Although our study presents promising and useful data that prosection is a sufficient means by which to teach medical students gross anatomy, a number of limitations did exist within the study. Only quantitative data was collected. The additional benefit of qualitative data from medical students via focus groups or questionnaires would likely have been of benefit and perhaps would have added strength and another dimension to the study. Furthermore, this study is retrospective in nature. Future comparative studies could offer more information from a prospective study approach.
A greater understanding of pedagogical techniques is always an area of interest in medical education, and this study aimed to evaluate two of those techniques.
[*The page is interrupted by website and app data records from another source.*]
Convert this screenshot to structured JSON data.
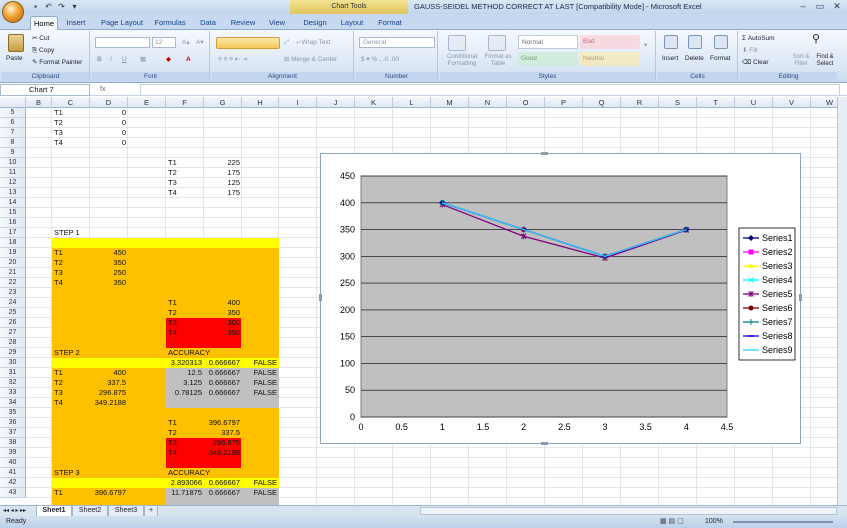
{
  "window": {
    "title": "GAUSS-SEIDEL METHOD CORRECT AT LAST  [Compatibility Mode] - Microsoft Excel",
    "context_tab": "Chart Tools"
  },
  "tabs": [
    "Home",
    "Insert",
    "Page Layout",
    "Formulas",
    "Data",
    "Review",
    "View",
    "Design",
    "Layout",
    "Format"
  ],
  "ribbon": {
    "clipboard": {
      "label": "Clipboard",
      "paste": "Paste",
      "cut": "Cut",
      "copy": "Copy",
      "format_painter": "Format Painter"
    },
    "font": {
      "label": "Font",
      "size": "12"
    },
    "alignment": {
      "label": "Alignment",
      "wrap_text": "Wrap Text",
      "merge_center": "Merge & Center"
    },
    "number": {
      "label": "Number",
      "format": "General"
    },
    "styles": {
      "label": "Styles",
      "conditional": "Conditional Formatting",
      "format_table": "Format as Table",
      "normal": "Normal",
      "bad": "Bad",
      "good": "Good",
      "neutral": "Neutral"
    },
    "cells": {
      "label": "Cells",
      "insert": "Insert",
      "delete": "Delete",
      "format": "Format"
    },
    "editing": {
      "label": "Editing",
      "autosum": "AutoSum",
      "fill": "Fill",
      "clear": "Clear",
      "sort_filter": "Sort & Filter",
      "find_select": "Find & Select"
    }
  },
  "name_box": "Chart 7",
  "fx": "fx",
  "columns": [
    "B",
    "C",
    "D",
    "E",
    "F",
    "G",
    "H",
    "I",
    "J",
    "K",
    "L",
    "M",
    "N",
    "O",
    "P",
    "Q",
    "R",
    "S",
    "T",
    "U",
    "V",
    "W"
  ],
  "rows": [
    "5",
    "6",
    "7",
    "8",
    "9",
    "10",
    "11",
    "12",
    "13",
    "14",
    "15",
    "16",
    "17",
    "18",
    "19",
    "20",
    "21",
    "22",
    "23",
    "24",
    "25",
    "26",
    "27",
    "28",
    "29",
    "30",
    "31",
    "32",
    "33",
    "34",
    "35",
    "36",
    "37",
    "38",
    "39",
    "40",
    "41",
    "42",
    "43"
  ],
  "cells": {
    "c5": "T1",
    "d5": "0",
    "c6": "T2",
    "d6": "0",
    "c7": "T3",
    "d7": "0",
    "c8": "T4",
    "d8": "0",
    "f10": "T1",
    "g10": "225",
    "f11": "T2",
    "g11": "175",
    "f12": "T3",
    "g12": "125",
    "f13": "T4",
    "g13": "175",
    "c17": "STEP 1",
    "c19": "T1",
    "d19": "450",
    "c20": "T2",
    "d20": "350",
    "c21": "T3",
    "d21": "250",
    "c22": "T4",
    "d22": "350",
    "f24": "T1",
    "g24": "400",
    "f25": "T2",
    "g25": "350",
    "f26": "T3",
    "g26": "300",
    "f27": "T4",
    "g27": "350",
    "c29": "STEP 2",
    "f29": "ACCURACY",
    "f30": "3.320313",
    "g30": "0.666667",
    "h30": "FALSE",
    "c31": "T1",
    "d31": "400",
    "f31": "12.5",
    "g31": "0.666667",
    "h31": "FALSE",
    "c32": "T2",
    "d32": "337.5",
    "f32": "3.125",
    "g32": "0.666667",
    "h32": "FALSE",
    "c33": "T3",
    "d33": "296.875",
    "f33": "0.78125",
    "g33": "0.666667",
    "h33": "FALSE",
    "c34": "T4",
    "d34": "349.2188",
    "f36": "T1",
    "g36": "396.6797",
    "f37": "T2",
    "g37": "337.5",
    "f38": "T3",
    "g38": "296.875",
    "f39": "T4",
    "g39": "349.2188",
    "c41": "STEP 3",
    "f41": "ACCURACY",
    "f42": "2.893066",
    "g42": "0.666667",
    "h42": "FALSE",
    "c43": "T1",
    "d43": "396.6797",
    "f43": "11.71875",
    "g43": "0.666667",
    "h43": "FALSE"
  },
  "colors": {
    "yellow": "#ffff00",
    "orange": "#ffc000",
    "red": "#ff0000",
    "gray": "#c0c0c0",
    "plot_bg": "#c0c0c0"
  },
  "sheets": [
    "Sheet1",
    "Sheet2",
    "Sheet3"
  ],
  "status": {
    "ready": "Ready",
    "zoom": "100%"
  },
  "chart_data": {
    "type": "line",
    "xlim": [
      0,
      4.5
    ],
    "ylim": [
      0,
      450
    ],
    "xticks": [
      "0",
      "0.5",
      "1",
      "1.5",
      "2",
      "2.5",
      "3",
      "3.5",
      "4",
      "4.5"
    ],
    "yticks": [
      "0",
      "50",
      "100",
      "150",
      "200",
      "250",
      "300",
      "350",
      "400",
      "450"
    ],
    "grid": true,
    "legend": "right",
    "series": [
      {
        "name": "Series1",
        "color": "#000080",
        "marker": "diamond",
        "x": [
          1,
          2,
          3,
          4
        ],
        "y": [
          400,
          350,
          300,
          350
        ]
      },
      {
        "name": "Series2",
        "color": "#ff00ff",
        "marker": "square",
        "x": [
          1,
          2,
          3,
          4
        ],
        "y": [
          400,
          350,
          300,
          350
        ]
      },
      {
        "name": "Series3",
        "color": "#ffff00",
        "marker": "triangle",
        "x": [
          1,
          2,
          3,
          4
        ],
        "y": [
          400,
          350,
          300,
          350
        ]
      },
      {
        "name": "Series4",
        "color": "#00ffff",
        "marker": "x",
        "x": [
          1,
          2,
          3,
          4
        ],
        "y": [
          400,
          350,
          300,
          350
        ]
      },
      {
        "name": "Series5",
        "color": "#800080",
        "marker": "star",
        "x": [
          1,
          2,
          3,
          4
        ],
        "y": [
          396.6797,
          337.5,
          296.875,
          349.2188
        ]
      },
      {
        "name": "Series6",
        "color": "#800000",
        "marker": "circle",
        "x": [
          1,
          2,
          3,
          4
        ],
        "y": [
          400,
          350,
          300,
          350
        ]
      },
      {
        "name": "Series7",
        "color": "#008080",
        "marker": "plus",
        "x": [
          1,
          2,
          3,
          4
        ],
        "y": [
          400,
          350,
          300,
          350
        ]
      },
      {
        "name": "Series8",
        "color": "#0000ff",
        "marker": "dash",
        "x": [
          1,
          2,
          3,
          4
        ],
        "y": [
          400,
          350,
          300,
          350
        ]
      },
      {
        "name": "Series9",
        "color": "#33ccff",
        "marker": "none",
        "x": [
          1,
          2,
          3,
          4
        ],
        "y": [
          400,
          350,
          300,
          350
        ]
      }
    ]
  }
}
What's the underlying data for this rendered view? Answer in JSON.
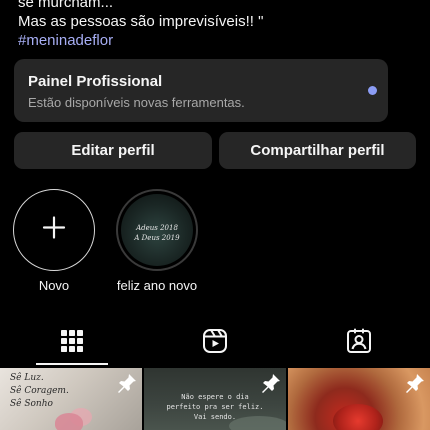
{
  "bio": {
    "line1": "se murcham...",
    "line2": "Mas as pessoas são imprevisíveis!! \"",
    "hashtag": "#meninadeflor"
  },
  "professional_panel": {
    "title": "Painel Profissional",
    "subtitle": "Estão disponíveis novas ferramentas.",
    "dot_color": "#8b9cf4"
  },
  "buttons": {
    "edit_profile": "Editar perfil",
    "share_profile": "Compartilhar perfil"
  },
  "highlights": [
    {
      "label": "Novo",
      "icon": "plus-icon"
    },
    {
      "label": "feliz ano novo",
      "cover_lines": [
        "Adeus 2018",
        "A Deus 2019"
      ]
    }
  ],
  "tabs": [
    {
      "name": "grid",
      "icon": "grid-icon",
      "active": true
    },
    {
      "name": "reels",
      "icon": "reels-icon",
      "active": false
    },
    {
      "name": "tagged",
      "icon": "tagged-person-icon",
      "active": false
    }
  ],
  "posts": [
    {
      "text_lines": [
        "Sê Luz.",
        "Sê Coragem.",
        "Sê Sonho"
      ],
      "pinned": true
    },
    {
      "text_lines": [
        "Não espere o dia",
        "perfeito pra ser feliz.",
        "Vai sendo."
      ],
      "pinned": true
    },
    {
      "text_lines": [],
      "pinned": true
    }
  ],
  "colors": {
    "background": "#000000",
    "surface": "#262626",
    "hashtag": "#a7aef4",
    "muted_text": "#a8a8a8"
  }
}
First, our study suggests that prosection is as effective as dissection for acquisition of thoracic anatomy knowledge. This lays the groundwork for larger, more extensive studies to examine this notion further. Second, peer-mediated teaching appeared to offer no additional benefit with regards to anatomy knowledge acquisition. Considering the potential secondary benefit of creating peer-mediated teaching curricula, further exploration in this area through prospective, controlled studies is warranted.
- J. C. McLachlan, “New path for teaching anatomy: living anatomy and medical imaging versus dissection,” Anatomical Record B, vol. 281, no. 1, pp. 4–5, 2004.
- A. Winkelmann, “Anatomical dissection as a teaching method in medical school: a review of the evidence,” Medical Education, vol. 41, no. 1, pp. 15–22, 2007.
- J. O. Nnodim, E. C. Ohanaka, and C. U. Osuji, “A follow-up comparative study of two modes of learning human anatomy: by dissection and from prosections,” Clinical Anatomy, vol. 9, no. 4, pp. 258–262, 1996.
- C. E. Dinsmore, S. Daugherty, and H. J. Zeitz, “Teaching and learning gross anatomy: dissection, prosection or both of the above?” Clinical Anatomy, vol. 12, pp. 110–114, 1999.
- J. O. Nnodim, “Learning human anatomy: by dissection or from prosections?” Medical Education, vol. 24, no. 4, pp. 389–395, 1990.
- H. K. Lempp, “Perceptions of dissection by students in one medical school: beyond learning about anatomy. A qualitative study,” Medical Education, vol. 39, no. 3, pp. 318–325, 2005.
- A. J. Krych, C. N. March, R. E. Bryan, B. J. Peake, W. Pawlina, and S. W. Carmichael, “Reciprocal peer teaching: students teaching students in the gross anatomy laboratory,” Clinical Anatomy, vol. 18, no. 4, pp. 296–301, 2005.